Editor’s Note: These are the kind of posts that happen when you turn a history major loose in a museum. These posts were inspired by, and draw heavily on, an exhibit at the Montana Historical Society in Helena. Neither Empty Nor Unknown is an incredible exhibit that examines what life in Montana looked like during the time of Lewis and Clark. This is Part 2, you can read Part 1 and Part 3.
European expansion changed everything. K. Ross Toole describes the “bowling-pin effect of white advance” that pushed the forest Indians into the prairie, the prairie Indians into the plains, and the plains Indians into the mountains. By the 1700s, the Blackfeet were the dominant force on the Rocky Mountain front. The Blackfeet Confederacy essentially ruled all of the territory along the Rocky Mountains between present-day Edmonton and Great Falls.
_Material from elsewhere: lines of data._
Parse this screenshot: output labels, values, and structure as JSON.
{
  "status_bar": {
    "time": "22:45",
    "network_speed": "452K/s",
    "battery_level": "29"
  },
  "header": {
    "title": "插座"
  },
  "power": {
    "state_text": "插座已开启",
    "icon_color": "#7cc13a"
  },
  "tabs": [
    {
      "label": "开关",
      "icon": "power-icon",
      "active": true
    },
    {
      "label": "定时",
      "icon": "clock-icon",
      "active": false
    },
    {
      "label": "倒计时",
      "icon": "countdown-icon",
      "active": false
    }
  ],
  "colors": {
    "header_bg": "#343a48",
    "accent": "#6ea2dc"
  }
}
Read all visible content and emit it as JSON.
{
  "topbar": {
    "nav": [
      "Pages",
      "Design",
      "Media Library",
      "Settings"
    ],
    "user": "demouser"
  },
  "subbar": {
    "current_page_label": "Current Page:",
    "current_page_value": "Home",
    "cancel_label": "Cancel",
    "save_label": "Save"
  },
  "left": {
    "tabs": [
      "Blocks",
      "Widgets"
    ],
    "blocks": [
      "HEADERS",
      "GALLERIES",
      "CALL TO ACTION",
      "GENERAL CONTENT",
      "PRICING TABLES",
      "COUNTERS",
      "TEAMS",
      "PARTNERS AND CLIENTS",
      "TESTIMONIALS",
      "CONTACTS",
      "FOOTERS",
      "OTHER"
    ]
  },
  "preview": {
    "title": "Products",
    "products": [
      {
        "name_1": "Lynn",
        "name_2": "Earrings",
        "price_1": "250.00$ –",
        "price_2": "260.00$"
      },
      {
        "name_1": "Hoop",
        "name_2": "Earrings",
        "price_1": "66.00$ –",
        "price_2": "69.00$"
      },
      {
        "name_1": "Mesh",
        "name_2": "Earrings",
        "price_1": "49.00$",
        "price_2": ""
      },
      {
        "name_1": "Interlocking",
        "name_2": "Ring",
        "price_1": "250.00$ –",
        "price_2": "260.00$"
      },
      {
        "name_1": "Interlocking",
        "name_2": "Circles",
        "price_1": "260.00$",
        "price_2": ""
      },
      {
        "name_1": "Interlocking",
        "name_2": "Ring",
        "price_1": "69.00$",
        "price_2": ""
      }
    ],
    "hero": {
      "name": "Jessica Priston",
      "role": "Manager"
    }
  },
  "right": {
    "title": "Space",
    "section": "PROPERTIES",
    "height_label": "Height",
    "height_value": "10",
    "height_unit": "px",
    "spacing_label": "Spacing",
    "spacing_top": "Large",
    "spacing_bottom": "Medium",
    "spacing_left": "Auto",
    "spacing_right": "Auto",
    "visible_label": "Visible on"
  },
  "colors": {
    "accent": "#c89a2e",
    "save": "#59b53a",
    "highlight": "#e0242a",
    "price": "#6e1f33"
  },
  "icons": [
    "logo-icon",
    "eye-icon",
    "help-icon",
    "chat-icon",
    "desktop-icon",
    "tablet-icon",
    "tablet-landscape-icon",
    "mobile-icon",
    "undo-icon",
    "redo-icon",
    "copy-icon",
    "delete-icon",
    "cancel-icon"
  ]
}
The Crow, an originally semi-sedentary people from the Ohio area had been pushed all the way into the Yellowstone River drainage. The Salish, the Kootenai, the Kalispel and the Shoshone had retreated west of the mountains, making only sporadic incursions into buffalo territory. During the 1700s the Assiniboine, Gros Ventre, Cree and Sioux came to occupy the territory east of the Blackfeet and Crow. By the 1800s, Cheyenne territory stretched from southeastern Montana into Wyoming, Colorado, and Nebraska.
All of the plains tribes led nomadic lives. They moved with the seasons and the buffalo. Although meat formed the majority of their diets, Aaron Parrett in Montana, Then and Now points out that they had access to over fifty varieties of native edible plants.
The first horses probably arrived in Montana around 1650 and several tribes, especially the Shoshone, Crow, and Blackfeet became fearsome horse warriors. Even they,however, did not ride horses on a daily basis. Plains Indians, until probably the nineteenth century would ride horses to fight and hunt, but use them as pack animals when moving from place to place.
Most modern people don’t understand a truly nomadic lifestyle. We simply have no frame of reference. I didn’t give the matter much thought until recently, and if I did, I probably imagined the tribes wandering willy-nilly around the plains, chasing buffalo, and eating plants if they chanced upon them. Nothing, of course, could be further from the truth. In reality, the Indians of Montana carefully managed the landscape. By the time of Lewis and Clark, Montana had no empty space, no terra icognita. In a presentation at the Montana Historical Society Annual Conference, Dr. Rosalyn LaPier argued that Native land use was very strategic. According to her research, each tribe and band lay claim to specific areas, separated from the territories of others by “buffer zones” claimed by no one tribe. These buffer zones were often very rich in resources because no one group lived there. The Gallatin Valley, especially around the Three Forks area, exemplifies the creation of buffer zones between tribes. Native land management required a good deal of inter-tribal cooperation. Tribes would coordinate activities, so that they hunted and harvested at different times and in different places, allowing fields and herds to recuperate. While they did not farm in the traditional sense, they would strategically plant and harvest useful crops. In some ways, a nomadic lifestyle lends itself to strategic land management better than a sedentary lifestyle. It certainly makes it easier to leave fields or herds alone for long periods of time.